• EXERCISE BRIEF
Which lines of the entries contain the string "with"? Please find them and copy them.

*** Opening of RECORDS TO USE ***

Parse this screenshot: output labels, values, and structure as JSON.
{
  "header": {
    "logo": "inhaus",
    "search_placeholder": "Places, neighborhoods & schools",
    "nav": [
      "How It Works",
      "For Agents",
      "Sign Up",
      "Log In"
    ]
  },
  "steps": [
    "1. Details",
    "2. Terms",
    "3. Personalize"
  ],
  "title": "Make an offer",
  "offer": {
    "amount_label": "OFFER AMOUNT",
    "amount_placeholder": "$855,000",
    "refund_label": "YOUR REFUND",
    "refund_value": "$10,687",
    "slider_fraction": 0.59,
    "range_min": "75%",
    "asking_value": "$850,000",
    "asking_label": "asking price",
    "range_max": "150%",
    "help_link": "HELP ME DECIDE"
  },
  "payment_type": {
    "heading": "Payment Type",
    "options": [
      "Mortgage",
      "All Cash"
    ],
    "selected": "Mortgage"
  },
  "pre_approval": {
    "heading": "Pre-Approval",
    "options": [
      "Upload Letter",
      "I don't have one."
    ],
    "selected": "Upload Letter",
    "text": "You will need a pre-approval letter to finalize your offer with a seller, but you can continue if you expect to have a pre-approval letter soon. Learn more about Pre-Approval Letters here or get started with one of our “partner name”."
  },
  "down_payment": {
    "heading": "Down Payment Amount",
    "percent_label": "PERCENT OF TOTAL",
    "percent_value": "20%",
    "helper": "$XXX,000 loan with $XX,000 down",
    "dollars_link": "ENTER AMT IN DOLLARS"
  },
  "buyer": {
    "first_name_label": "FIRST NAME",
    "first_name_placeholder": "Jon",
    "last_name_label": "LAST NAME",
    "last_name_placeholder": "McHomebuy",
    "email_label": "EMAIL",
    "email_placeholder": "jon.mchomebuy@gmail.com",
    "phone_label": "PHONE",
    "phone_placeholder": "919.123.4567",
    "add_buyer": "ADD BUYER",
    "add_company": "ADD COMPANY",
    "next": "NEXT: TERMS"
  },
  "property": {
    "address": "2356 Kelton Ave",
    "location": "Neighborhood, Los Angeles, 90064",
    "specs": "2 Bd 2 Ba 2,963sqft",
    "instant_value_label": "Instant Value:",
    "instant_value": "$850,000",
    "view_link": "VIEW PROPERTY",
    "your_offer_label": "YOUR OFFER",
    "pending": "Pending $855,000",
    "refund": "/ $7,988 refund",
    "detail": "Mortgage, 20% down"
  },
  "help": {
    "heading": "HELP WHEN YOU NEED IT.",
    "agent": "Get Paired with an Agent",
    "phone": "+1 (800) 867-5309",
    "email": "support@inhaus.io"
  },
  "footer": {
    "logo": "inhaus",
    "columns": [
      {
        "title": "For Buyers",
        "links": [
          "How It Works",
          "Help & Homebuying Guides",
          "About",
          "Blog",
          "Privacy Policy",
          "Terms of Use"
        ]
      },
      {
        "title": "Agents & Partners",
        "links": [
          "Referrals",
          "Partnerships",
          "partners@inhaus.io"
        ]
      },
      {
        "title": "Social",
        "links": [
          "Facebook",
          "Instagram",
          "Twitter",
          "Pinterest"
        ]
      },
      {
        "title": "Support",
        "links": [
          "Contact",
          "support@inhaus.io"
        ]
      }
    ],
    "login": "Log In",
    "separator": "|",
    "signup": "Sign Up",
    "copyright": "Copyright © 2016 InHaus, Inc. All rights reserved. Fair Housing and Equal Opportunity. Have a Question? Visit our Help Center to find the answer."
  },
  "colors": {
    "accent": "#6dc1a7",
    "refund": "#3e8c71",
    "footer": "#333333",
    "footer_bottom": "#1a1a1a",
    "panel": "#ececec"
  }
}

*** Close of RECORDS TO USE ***

• RESPONSE
    "text": "You will need a pre-approval letter to finalize your offer with a seller, but you can continue if you expect to have a pre-approval letter soon. Learn more about Pre-Approval Letters here or get started with one of our “partner name”."
    "helper": "$XXX,000 loan with $XX,000 down",
    "agent": "Get Paired with an Agent",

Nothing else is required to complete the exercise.